Honesty, Integrity, Philosophy
I’ve found that my short stories range from things like Norman Rockwell paintings on up to bizarre and strange machinations that wouldn’t be out of place in a Chuck Palahniuk novel. When I was writing the short stories that would eventually be featured in Further From Home, or the essays that make up the bulk of Formal Dialectics, I did it mainly in a vacuum. Formal Dialectics in particular happened in the context of a philosophy reading group I started with some friends from grad school, and Further From Home saw a few of the stories published in journals, but I actually had to work hard to write content for Bring Back Satire that I didn’t first feature on Cent.
I wanted to do this to provide some additional value to the community members who chose to pay for the work, but also because it seems somehow improper to simply put a bunch of social media posts together and call it a book. Needless to say, everything in Bring Back Satire has been vetted and workshopped extensively, but there needs to be something extra to justify the existence of the work.

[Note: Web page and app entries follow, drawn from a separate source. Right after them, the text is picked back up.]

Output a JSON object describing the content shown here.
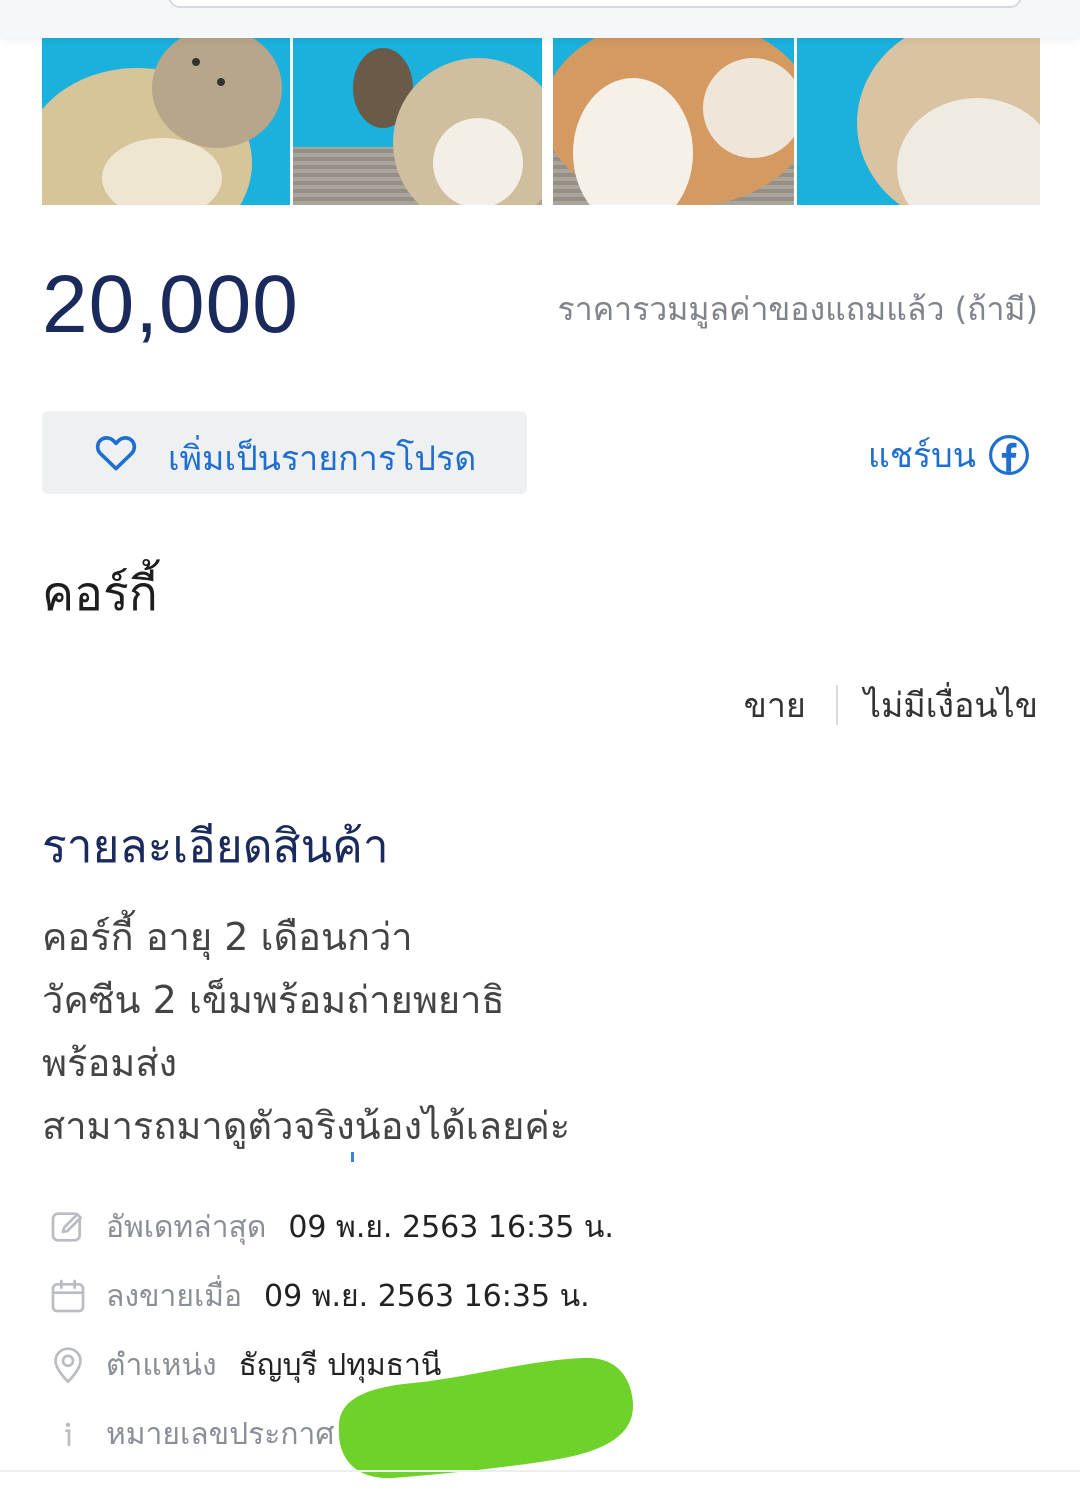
{
  "listing": {
    "price": "20,000",
    "price_note": "ราคารวมมูลค่าของแถมแล้ว (ถ้ามี)",
    "favorite_label": "เพิ่มเป็นรายการโปรด",
    "share_label": "แชร์บน",
    "title": "คอร์กี้",
    "tags": [
      "ขาย",
      "ไม่มีเงื่อนไข"
    ],
    "details_heading": "รายละเอียดสินค้า",
    "description_lines": [
      "คอร์กี้ อายุ 2 เดือนกว่า",
      "วัคซีน 2 เข็มพร้อมถ่ายพยาธิ",
      "พร้อมส่ง",
      "สามารถมาดูตัวจริงน้องได้เลยค่ะ"
    ]
  },
  "meta": {
    "updated_label": "อัพเดทล่าสุด",
    "updated_value": "09 พ.ย. 2563 16:35 น.",
    "posted_label": "ลงขายเมื่อ",
    "posted_value": "09 พ.ย. 2563 16:35 น.",
    "location_label": "ตำแหน่ง",
    "location_value": "ธัญบุรี ปทุมธานี",
    "listing_id_label": "หมายเลขประกาศ"
  },
  "icons": {
    "favorite": "heart-icon",
    "share": "facebook-icon",
    "updated": "edit-icon",
    "posted": "calendar-icon",
    "location": "location-pin-icon",
    "listing_id": "info-icon"
  },
  "colors": {
    "price": "#1a2a5c",
    "accent": "#1f6fd1",
    "muted": "#8a8e96",
    "redaction": "#6fd22a"
  }
}
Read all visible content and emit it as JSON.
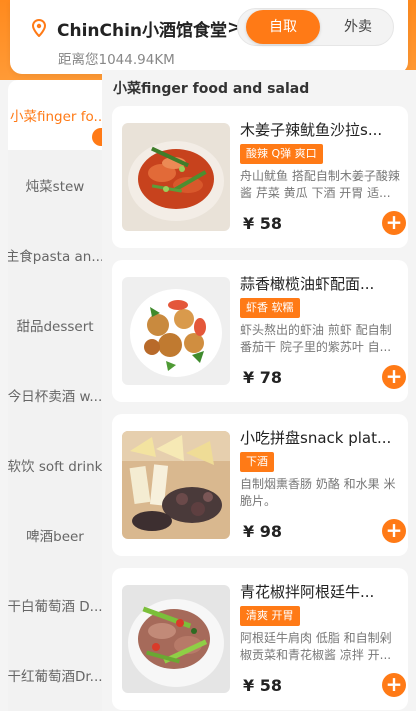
{
  "header": {
    "store_name": "ChinChin小酒馆食堂",
    "distance": "距离您1044.94KM",
    "toggle": {
      "active": "自取",
      "inactive": "外卖"
    }
  },
  "sidebar": {
    "items": [
      "小菜finger fo...",
      "炖菜stew",
      "主食pasta an...",
      "甜品dessert",
      "今日杯卖酒 w...",
      "软饮 soft drink",
      "啤酒beer",
      "干白葡萄酒 D...",
      "干红葡萄酒Dr..."
    ]
  },
  "section_title": "小菜finger food and salad",
  "products": [
    {
      "title": "木姜子辣鱿鱼沙拉s...",
      "tag": "酸辣 Q弹 爽口",
      "desc": "舟山鱿鱼 搭配自制木姜子酸辣酱 芹菜 黄瓜 下酒 开胃 适...",
      "price": "¥ 58"
    },
    {
      "title": "蒜香橄榄油虾配面...",
      "tag": "虾香 软糯",
      "desc": "虾头熬出的虾油 煎虾 配自制番茄干 院子里的紫苏叶 自...",
      "price": "¥ 78"
    },
    {
      "title": "小吃拼盘snack plat...",
      "tag": "下酒",
      "desc": "自制烟熏香肠 奶酪 和水果 米脆片。",
      "price": "¥ 98"
    },
    {
      "title": "青花椒拌阿根廷牛...",
      "tag": "清爽 开胃",
      "desc": "阿根廷牛肩肉 低脂 和自制剁椒贡菜和青花椒酱 凉拌 开...",
      "price": "¥ 58"
    }
  ],
  "colors": {
    "accent": "#ff7a16"
  }
}
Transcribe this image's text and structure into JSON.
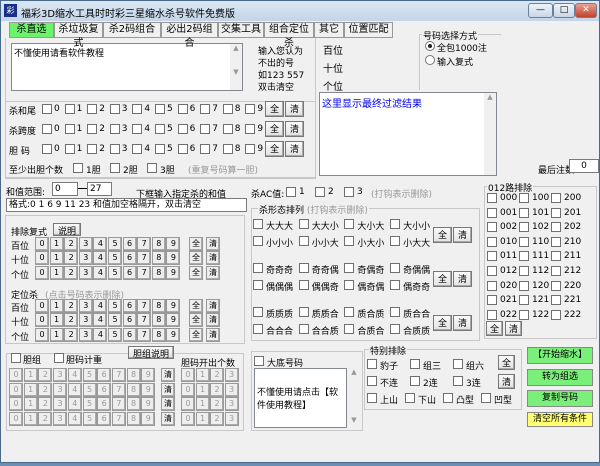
{
  "window": {
    "title": "福彩3D缩水工具时时彩三星缩水杀号软件免费版",
    "app_icon": "彩",
    "minimize": "—",
    "maximize": "□",
    "close": "✕"
  },
  "tabs": [
    "杀直选",
    "杀垃圾复式",
    "杀2码组合",
    "必出2码组合",
    "交集工具",
    "组合定位杀",
    "其它",
    "位置匹配"
  ],
  "kill_input": {
    "value": "不懂使用请看软件教程",
    "hint": [
      "输入您认为",
      "不出的号",
      "如123   557",
      "双击清空"
    ]
  },
  "positions": [
    "百位",
    "十位",
    "个位"
  ],
  "select_mode": {
    "title": "号码选择方式",
    "options": [
      "全包1000注",
      "输入复式"
    ],
    "selected": 0
  },
  "result": {
    "value": "这里显示最终过滤结果"
  },
  "digit_rows": [
    {
      "label": "杀和尾"
    },
    {
      "label": "杀跨度"
    },
    {
      "label": "胆  码"
    }
  ],
  "digits": [
    "0",
    "1",
    "2",
    "3",
    "4",
    "5",
    "6",
    "7",
    "8",
    "9"
  ],
  "all_label": "全",
  "clear_label": "清",
  "dan_count": {
    "label": "至少出胆个数",
    "options": [
      "1胆",
      "2胆",
      "3胆"
    ],
    "note": "(重复号码算一胆)"
  },
  "last_count": {
    "label": "最后注数",
    "value": "0"
  },
  "sum_range": {
    "label": "和值范围:",
    "from": "0",
    "to": "27",
    "hint": "下框输入指定杀的和值",
    "format": "格式:0 1 6 9 11 23 和值加空格隔开，双击清空"
  },
  "ac": {
    "label": "杀AC值:",
    "options": [
      "1",
      "2",
      "3"
    ],
    "note": "(打钩表示删除)"
  },
  "exclude": {
    "title": "排除复式",
    "help": "说明",
    "pos_kill_title": "定位杀",
    "pos_kill_note": "(点击号码表示删除)"
  },
  "shape": {
    "title": "杀形态排列",
    "note": "(打钩表示删除)",
    "groups": [
      [
        "大大大",
        "大大小",
        "大小大",
        "大小小",
        "小小小",
        "小小大",
        "小大小",
        "小大大"
      ],
      [
        "奇奇奇",
        "奇奇偶",
        "奇偶奇",
        "奇偶偶",
        "偶偶偶",
        "偶偶奇",
        "偶奇偶",
        "偶奇奇"
      ],
      [
        "质质质",
        "质质合",
        "质合质",
        "质合合",
        "合合合",
        "合合质",
        "合质合",
        "合质质"
      ]
    ]
  },
  "road012": {
    "title": "012路排除",
    "items": [
      "000",
      "100",
      "200",
      "001",
      "101",
      "201",
      "002",
      "102",
      "202",
      "010",
      "110",
      "210",
      "011",
      "111",
      "211",
      "012",
      "112",
      "212",
      "020",
      "120",
      "220",
      "021",
      "121",
      "221",
      "022",
      "122",
      "222"
    ]
  },
  "dan_group": {
    "check1": "胆组",
    "check2": "胆码计重",
    "help": "胆组说明",
    "count_title": "胆码开出个数",
    "counts": [
      "0",
      "1",
      "2",
      "3"
    ]
  },
  "base": {
    "label": "大底号码",
    "value": "不懂使用请点击【软件使用教程】"
  },
  "special": {
    "title": "特别排除",
    "items": [
      "豹子",
      "组三",
      "组六",
      "不连",
      "2连",
      "3连",
      "上山",
      "下山",
      "凸型",
      "凹型"
    ]
  },
  "actions": {
    "start": "【开始缩水】",
    "to_group": "转为组选",
    "copy": "复制号码",
    "clear_all": "清空所有条件"
  },
  "colors": {
    "active_tab": "#6ef26e",
    "action_green": "#7af07a",
    "clear_yellow": "#ffff70",
    "result_text": "#0000ff"
  }
}
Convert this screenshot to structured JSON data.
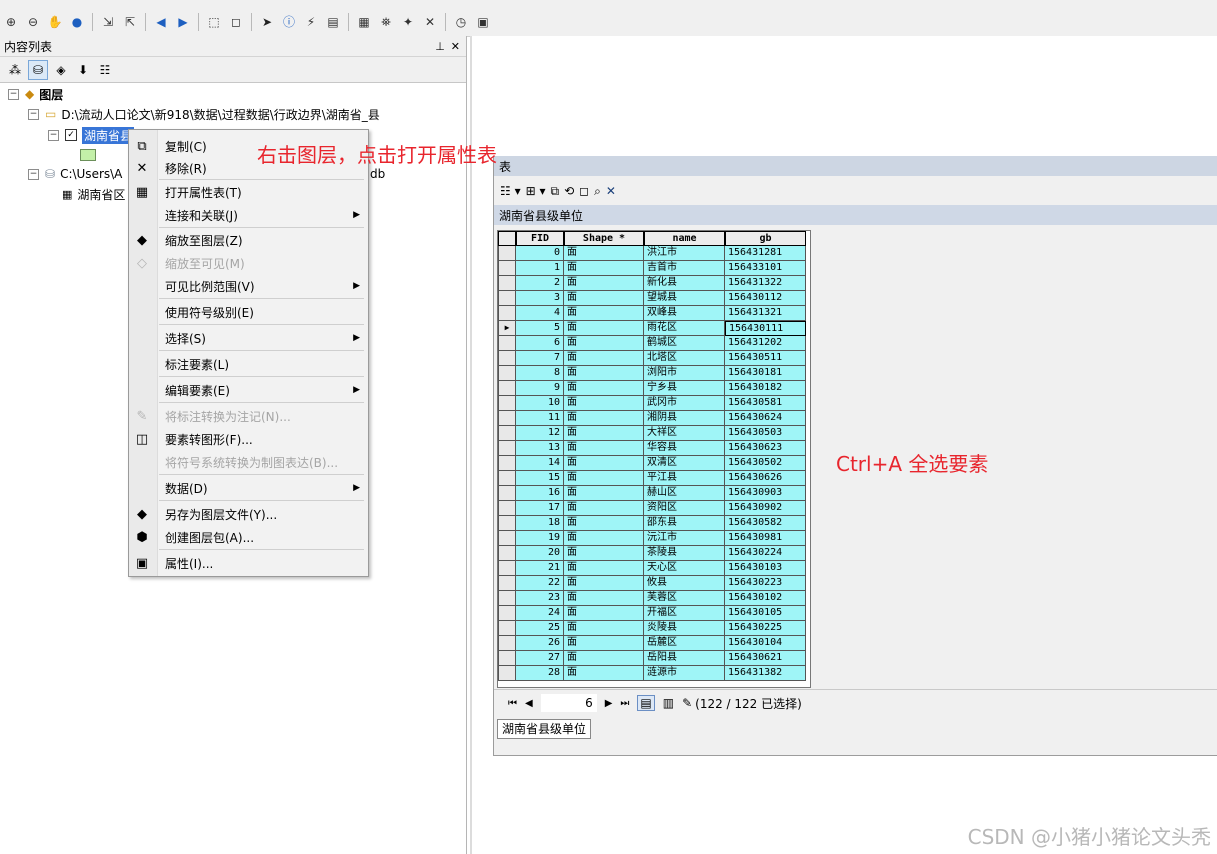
{
  "toc": {
    "title": "内容列表",
    "layers_root": "图层",
    "folder1": "D:\\流动人口论文\\新918\\数据\\过程数据\\行政边界\\湖南省_县",
    "layer1": "湖南省县",
    "folder2": "C:\\Users\\A",
    "folder2_tail": "db",
    "table_item": "湖南省区"
  },
  "context_menu": {
    "items": [
      {
        "label": "复制(C)",
        "icon": "copy-icon"
      },
      {
        "label": "移除(R)",
        "icon": "remove-icon"
      },
      {
        "label": "打开属性表(T)",
        "icon": "table-icon"
      },
      {
        "label": "连接和关联(J)",
        "icon": ""
      },
      {
        "label": "缩放至图层(Z)",
        "icon": "zoom-layer-icon"
      },
      {
        "label": "缩放至可见(M)",
        "icon": "zoom-visible-icon"
      },
      {
        "label": "可见比例范围(V)",
        "icon": ""
      },
      {
        "label": "使用符号级别(E)",
        "icon": ""
      },
      {
        "label": "选择(S)",
        "icon": ""
      },
      {
        "label": "标注要素(L)",
        "icon": ""
      },
      {
        "label": "编辑要素(E)",
        "icon": ""
      },
      {
        "label": "将标注转换为注记(N)...",
        "icon": "convert-label-icon"
      },
      {
        "label": "要素转图形(F)...",
        "icon": "feature-graphic-icon"
      },
      {
        "label": "将符号系统转换为制图表达(B)...",
        "icon": ""
      },
      {
        "label": "数据(D)",
        "icon": ""
      },
      {
        "label": "另存为图层文件(Y)...",
        "icon": "layer-file-icon"
      },
      {
        "label": "创建图层包(A)...",
        "icon": "layer-package-icon"
      },
      {
        "label": "属性(I)...",
        "icon": "properties-icon"
      }
    ]
  },
  "annotations": {
    "right_click_hint": "右击图层，点击打开属性表",
    "select_all_hint": "Ctrl+A 全选要素"
  },
  "table_window": {
    "title": "表",
    "table_name": "湖南省县级单位",
    "columns": [
      "FID",
      "Shape *",
      "name",
      "gb"
    ],
    "rows": [
      [
        "0",
        "面",
        "洪江市",
        "156431281"
      ],
      [
        "1",
        "面",
        "吉首市",
        "156433101"
      ],
      [
        "2",
        "面",
        "新化县",
        "156431322"
      ],
      [
        "3",
        "面",
        "望城县",
        "156430112"
      ],
      [
        "4",
        "面",
        "双峰县",
        "156431321"
      ],
      [
        "5",
        "面",
        "雨花区",
        "156430111"
      ],
      [
        "6",
        "面",
        "鹤城区",
        "156431202"
      ],
      [
        "7",
        "面",
        "北塔区",
        "156430511"
      ],
      [
        "8",
        "面",
        "浏阳市",
        "156430181"
      ],
      [
        "9",
        "面",
        "宁乡县",
        "156430182"
      ],
      [
        "10",
        "面",
        "武冈市",
        "156430581"
      ],
      [
        "11",
        "面",
        "湘阴县",
        "156430624"
      ],
      [
        "12",
        "面",
        "大祥区",
        "156430503"
      ],
      [
        "13",
        "面",
        "华容县",
        "156430623"
      ],
      [
        "14",
        "面",
        "双清区",
        "156430502"
      ],
      [
        "15",
        "面",
        "平江县",
        "156430626"
      ],
      [
        "16",
        "面",
        "赫山区",
        "156430903"
      ],
      [
        "17",
        "面",
        "资阳区",
        "156430902"
      ],
      [
        "18",
        "面",
        "邵东县",
        "156430582"
      ],
      [
        "19",
        "面",
        "沅江市",
        "156430981"
      ],
      [
        "20",
        "面",
        "茶陵县",
        "156430224"
      ],
      [
        "21",
        "面",
        "天心区",
        "156430103"
      ],
      [
        "22",
        "面",
        "攸县",
        "156430223"
      ],
      [
        "23",
        "面",
        "芙蓉区",
        "156430102"
      ],
      [
        "24",
        "面",
        "开福区",
        "156430105"
      ],
      [
        "25",
        "面",
        "炎陵县",
        "156430225"
      ],
      [
        "26",
        "面",
        "岳麓区",
        "156430104"
      ],
      [
        "27",
        "面",
        "岳阳县",
        "156430621"
      ],
      [
        "28",
        "面",
        "涟源市",
        "156431382"
      ]
    ],
    "current_row_marker": "▶",
    "current_page": "6",
    "selection_status": "(122 / 122 已选择)",
    "bottom_tab": "湖南省县级单位"
  },
  "watermark": "CSDN @小猪小猪论文头秃"
}
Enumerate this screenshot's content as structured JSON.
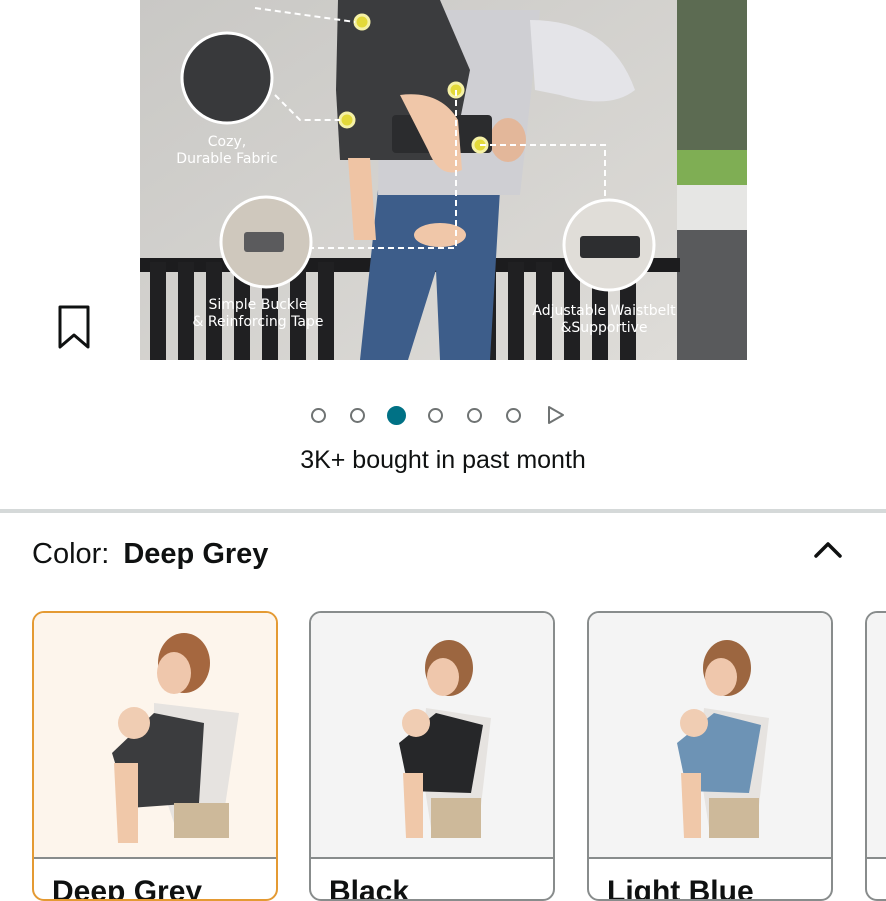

This poem makes people smile. Here it is, as it appeared on Cent. It will be featured in the book.
About The Book: The Concept
Bring Back Satire is a book about happiness, first and foremost. It is focused entirely upon ways to be happy, upon the concept of happiness, and upon the philosophers who have studied this human occupation the most successfully.
That being said, it is also my book, and so features my own peculiar gloss on these subjects. I believe that service to others is one way to experience happiness in life. A good gift, given to someone else, is one of the fastest shortcuts there is.
Inspirations for the book include Nietzsche’s Beyond Good And Evil and The Gay Science, as well as a wide range of others from the Aristotelian ethics books Eudemian Ethics and Nicomachean Ethics to Pirsig’s masterpiece Zen and the Art of Motorcycle Maintenance. The reviewers found it to largely be accessible (a true feat for a philosophy book!) and informative, so needless to say I’m thrilled at the reception it has been getting already.
A book that provides the reader a visceral look at the mechanics and appearances of happiness in real life… yes. This is something I’m proud to have created.
Inside The Making Of The Best Cover Any Of My Books Have Ever Had
I got extremely lucky last fall at the East Austin Studio Tour when I found a painting by Melissa Starkweather that blew me (and everyone else who saw it) away.
It now hangs on the wall in my apartment, making me one lucky dude.
After I’d done the cropping and added the title to the image, it looked like this:
All there was left to do was plug it into the Amazon Kindle self publishing tool and slap my name on it.
Pre-orders end 4/1
I hope you’re interested in Cent and philosophy and Melissa Starkweather and Bring Back Satire as well. If you’d like to pick up a copy, I can say I’ve already finalized everything and the book will launch without a hitch on 4/1 (April Fool’s Day is the perfect time to drop a satirical philosophy book, no!?). I have no idea how many people have already pre-ordered, but it does look like copies are starting to move via my Amazon ads at least.
I’m locked in, and terrified about the economy and the virus spreading throughout the country, but having a great creative outlet and a successful project launch to look forward to makes a lot of this anxiety less omnipresent. If you’ve been a part of this project with your feedback and thoughts, or with your clicks, or with your purchase — or if you will — I want to say thanks from the bottom of my heart.
One last time, the book is available here. It will sell for $19.95 as a paperback or $6.99 as an eBook, via Amazon, starting 4/1. Get your discount today via the preorder if you want to. Cheers, thanks, and good luck out there.